The only caveat is the Chinese school graduates are also required to possess a credit in Bahasa Malaysia at a minimum. Only fair if they are joining the civil service.
Universiti Malaysia Sarawak (UNIMAS) will also accept UEC holders soon.
As mentioned in my previous post in May, the CM, who is Yayasan Sarawak chairman, also welcomed UEC holders to apply for the Foundation’s scholarships and loans.
Our State has proven that it takes concrete steps to ensure ALL Sarawakians have the opportunity to be a part of Sarawak’s transformation story.
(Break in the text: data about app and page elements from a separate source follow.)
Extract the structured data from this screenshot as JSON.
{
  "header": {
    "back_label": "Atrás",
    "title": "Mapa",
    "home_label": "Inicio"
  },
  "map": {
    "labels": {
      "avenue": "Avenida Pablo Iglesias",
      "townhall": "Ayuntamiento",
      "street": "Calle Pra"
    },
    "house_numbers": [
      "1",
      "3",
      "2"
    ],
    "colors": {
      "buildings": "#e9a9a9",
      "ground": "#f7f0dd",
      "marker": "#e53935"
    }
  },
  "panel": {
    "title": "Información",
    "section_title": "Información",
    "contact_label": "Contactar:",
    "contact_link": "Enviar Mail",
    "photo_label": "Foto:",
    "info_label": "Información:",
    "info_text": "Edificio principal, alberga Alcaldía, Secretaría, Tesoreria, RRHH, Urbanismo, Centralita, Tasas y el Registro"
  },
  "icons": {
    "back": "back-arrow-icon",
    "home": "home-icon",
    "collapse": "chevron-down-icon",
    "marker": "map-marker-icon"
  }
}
I don’t know about you, but from what I have seen in recent times, I couldn’t be prouder and more grateful to be a Sarawakian.
The story from the Malay Mail:
SUPP: Sarawak provisionally adopts UEC for civil service hiring
KUCHING, Sept 21 — Sarawak has agreed in principle to recognise the Unified Examination Certificate (UEC) as a qualification for entry into its civil service, Sarawak United People’s Party (SUPP) president Datuk Dr Sim Kui Hian announced today.
Following a meeting with Sarawak Chief Minister Tan Sri Adenan Satem, Sim said the decision will allow UEC holders from Chinese independent schools to meet entry requirements to join the civil service.
“The state Cabinet will endorse the recognition at this week’s Cabinet meeting,” Sim told Malay Mail Online.
“I am glad to say that Sarawak is the first and only State in Malaysia to give due recognition to UEC qualification,” he said.
The UEC qualification is the equivalent of the SPM.
Sim added, however, that UEC holders will not be eligible for pensions as that would require similar changes at the federal level, but will instead join the Employees Provident Fund (EPF) that is applicable to the private sector.
Chinese school graduates are also required to possess a credit in Bahasa Malaysia at a minimum.
“The State Civil Service is an autonomous body and does not depend on the Federal Public Service Commission for approval,” he said.
He said UEC holders will be accepted to study at Universiti Malaysia Sarawak (UEC), and that the Management of the Chinese School Board will work with the UNIMAS Senate to work out the technical details.
“Those UEC holders with good grades will also be accepted to study medicine at the university,” Sim said.
He said the Chief Minister also told him that UEC holders may apply to Sarawak Foundation for study loans, just like the holders of SPM or STPM, upon being accepted into UNIMAS or the Miri Campus of Curtin University of Technology and Kuching Campus of Swinburne University of Technology.
He said Curtin and Swinburne have already accepted students with UEC entry qualifications.
Sim said SUPP together with the Management of the Chinese School Board have been working hard to get the State government to recognise UEC as one of the qualifications to enter the State Civil Service.
“To me, it is not really a surprise that the chief minister has given his approval,” he said.